TOKYO - Barely two weeks on the job, the new president of Ford Motor Co. (Japan) Ltd. is pulling the corporate-strategy equivalent of a hand-brake turn.
For seven years, former president Konen Suzuki drummed home a single message: Give me more dealers, and I'll sell more cars in Japan. Ford therefore took a hard-line stance in U.S.-Japan automotive talks on the issue of access to dealers in Japan.
No more. Eiji Iwakuni, a 55-year-old former Honda Motor Co. executive who succeeded Suzuki on April 1, says Ford needs better product in Japan, not more dealers who can't sell inadequate product.
Because of fundamental shifts in auto retailing, Iwakuni said in an interview last week, 'You no longer need so many dealers all over Japan.'
Instead, he said, the key to Ford's success in Japan will be vehicles that meet the specific needs of Japanese consumers. While he expects good sales for the Ford Mustang and just-unveiled 2000 Lincoln LS6/LS8, he also knows he will have to be willing to refuse some American models Ford may ask him to sell.
'THE COURAGE TO SAY NO'
'The courage to say no will save Ford Japan in the future. And I believe the head office is willing to accept my no,' he said.

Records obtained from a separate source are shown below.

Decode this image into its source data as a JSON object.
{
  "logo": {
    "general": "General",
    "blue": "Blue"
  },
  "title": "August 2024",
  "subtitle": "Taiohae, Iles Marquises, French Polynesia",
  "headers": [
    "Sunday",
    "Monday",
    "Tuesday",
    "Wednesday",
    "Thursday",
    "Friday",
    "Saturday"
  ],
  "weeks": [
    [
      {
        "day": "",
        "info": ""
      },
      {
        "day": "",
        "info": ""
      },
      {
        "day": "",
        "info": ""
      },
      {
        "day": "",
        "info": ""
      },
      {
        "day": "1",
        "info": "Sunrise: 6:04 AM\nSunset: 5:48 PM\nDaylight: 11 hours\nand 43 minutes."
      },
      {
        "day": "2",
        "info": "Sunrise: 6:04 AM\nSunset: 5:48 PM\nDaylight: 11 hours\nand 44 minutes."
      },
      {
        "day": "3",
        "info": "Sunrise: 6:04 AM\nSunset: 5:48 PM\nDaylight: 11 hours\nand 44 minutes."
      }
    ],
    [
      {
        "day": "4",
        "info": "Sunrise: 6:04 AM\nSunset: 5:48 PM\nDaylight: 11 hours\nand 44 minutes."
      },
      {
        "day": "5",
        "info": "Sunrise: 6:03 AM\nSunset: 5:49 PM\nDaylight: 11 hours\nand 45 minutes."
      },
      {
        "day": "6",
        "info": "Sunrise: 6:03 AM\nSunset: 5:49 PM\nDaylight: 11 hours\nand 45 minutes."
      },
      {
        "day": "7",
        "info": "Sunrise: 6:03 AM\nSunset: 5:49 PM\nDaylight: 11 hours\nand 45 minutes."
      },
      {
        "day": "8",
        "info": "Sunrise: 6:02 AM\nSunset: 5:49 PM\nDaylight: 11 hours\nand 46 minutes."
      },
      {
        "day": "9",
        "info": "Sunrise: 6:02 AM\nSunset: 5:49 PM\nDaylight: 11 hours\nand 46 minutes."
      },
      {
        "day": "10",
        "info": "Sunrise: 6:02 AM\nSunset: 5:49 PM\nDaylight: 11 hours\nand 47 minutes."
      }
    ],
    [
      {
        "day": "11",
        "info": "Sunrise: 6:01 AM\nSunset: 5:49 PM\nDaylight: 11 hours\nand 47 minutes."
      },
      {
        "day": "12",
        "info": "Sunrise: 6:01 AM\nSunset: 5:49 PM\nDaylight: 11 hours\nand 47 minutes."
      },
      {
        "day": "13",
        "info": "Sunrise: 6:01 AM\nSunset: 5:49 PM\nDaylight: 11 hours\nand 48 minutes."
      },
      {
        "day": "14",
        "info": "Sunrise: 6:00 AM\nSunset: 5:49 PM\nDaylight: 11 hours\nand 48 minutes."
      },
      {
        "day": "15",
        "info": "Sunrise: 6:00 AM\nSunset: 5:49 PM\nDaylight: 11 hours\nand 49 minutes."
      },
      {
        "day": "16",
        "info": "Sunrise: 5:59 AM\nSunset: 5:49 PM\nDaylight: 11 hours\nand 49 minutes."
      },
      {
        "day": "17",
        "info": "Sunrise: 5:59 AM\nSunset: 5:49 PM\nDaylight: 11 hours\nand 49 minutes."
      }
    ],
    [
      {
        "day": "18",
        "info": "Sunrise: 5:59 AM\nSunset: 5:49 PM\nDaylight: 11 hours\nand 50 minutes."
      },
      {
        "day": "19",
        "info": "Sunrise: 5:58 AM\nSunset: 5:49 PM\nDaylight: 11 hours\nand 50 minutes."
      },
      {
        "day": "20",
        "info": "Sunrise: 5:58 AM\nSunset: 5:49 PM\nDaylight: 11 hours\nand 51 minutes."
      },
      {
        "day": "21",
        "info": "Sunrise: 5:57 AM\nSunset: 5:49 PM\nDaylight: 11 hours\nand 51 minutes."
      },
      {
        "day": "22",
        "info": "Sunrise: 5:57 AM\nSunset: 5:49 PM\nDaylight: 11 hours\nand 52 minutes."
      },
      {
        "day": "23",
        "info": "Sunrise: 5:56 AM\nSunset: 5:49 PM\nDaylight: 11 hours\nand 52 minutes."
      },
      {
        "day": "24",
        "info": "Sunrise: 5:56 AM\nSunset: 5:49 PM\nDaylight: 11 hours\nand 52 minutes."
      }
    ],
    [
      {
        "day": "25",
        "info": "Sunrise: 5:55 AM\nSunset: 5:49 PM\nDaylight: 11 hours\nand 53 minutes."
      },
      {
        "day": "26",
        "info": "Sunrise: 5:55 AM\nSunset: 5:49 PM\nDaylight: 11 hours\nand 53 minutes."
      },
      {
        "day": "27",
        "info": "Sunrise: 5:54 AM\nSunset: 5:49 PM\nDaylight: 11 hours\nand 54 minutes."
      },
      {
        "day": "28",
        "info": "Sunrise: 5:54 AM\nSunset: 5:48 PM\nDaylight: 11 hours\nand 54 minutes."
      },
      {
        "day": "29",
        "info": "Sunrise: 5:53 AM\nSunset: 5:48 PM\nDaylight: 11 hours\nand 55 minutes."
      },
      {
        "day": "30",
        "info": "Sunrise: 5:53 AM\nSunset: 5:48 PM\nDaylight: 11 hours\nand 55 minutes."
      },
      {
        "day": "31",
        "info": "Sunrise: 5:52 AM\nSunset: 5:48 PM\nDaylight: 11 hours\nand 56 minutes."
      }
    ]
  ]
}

Indeed, he pointed to his appointment as president, despite his inability to speak English, as proof of Ford's commitment to the Japanese market.
'That shows that they put less weight on communications ability than on actual business operations. They recognize the need for them to listen to customers, instead of internal company people,' he said.
In Iwakuni's view, Japanese dealers have had five major areas of responsibility. And all five are changing:
Order taking. But that can now be done more efficiently on the Internet.
Delivery of the new vehicle. But that task can just as easily be handled by one of the country's ubiquitous commercial delivery services.
Registration of vehicles, an especially time-consuming process in Japan that dealers handle for their customers. But pending deregulation will simplify the process to the point where it can be done at a local 7-Eleven store, he predicted.
Service. He contends the need for dealers to provide extensive service is declining because of ever-improving quality. Beyond that consideration, he added, Ford cars could be serviced at Mazda Motor Corp.'s approximately 3,000 outlets across Japan.
Brand building, a role he likened to being 'battle-front soldiers' for the carmakers. But nowadays, some dealers do more to drag down the carmaker's image than boost it, he said.
Iwakuni knows his subject. He once headed Honda's second-biggest dealer network in Japan, and, immediately prior to joining Ford, had overseen a three-year consolidation on Honda's dealership network in Japan.
Now he is looking hard at the way Ford sells cars in Japan.
While he does not necessarily expect to slash Ford Japan's network of 300 sales outlets, he said, he also thinks there should be fewer full-service outlets. Rather, he said, one large outlet could be surrounded in a sales territory by several satellite outlets, the way a major university medical center is surrounded by offices of individual doctors.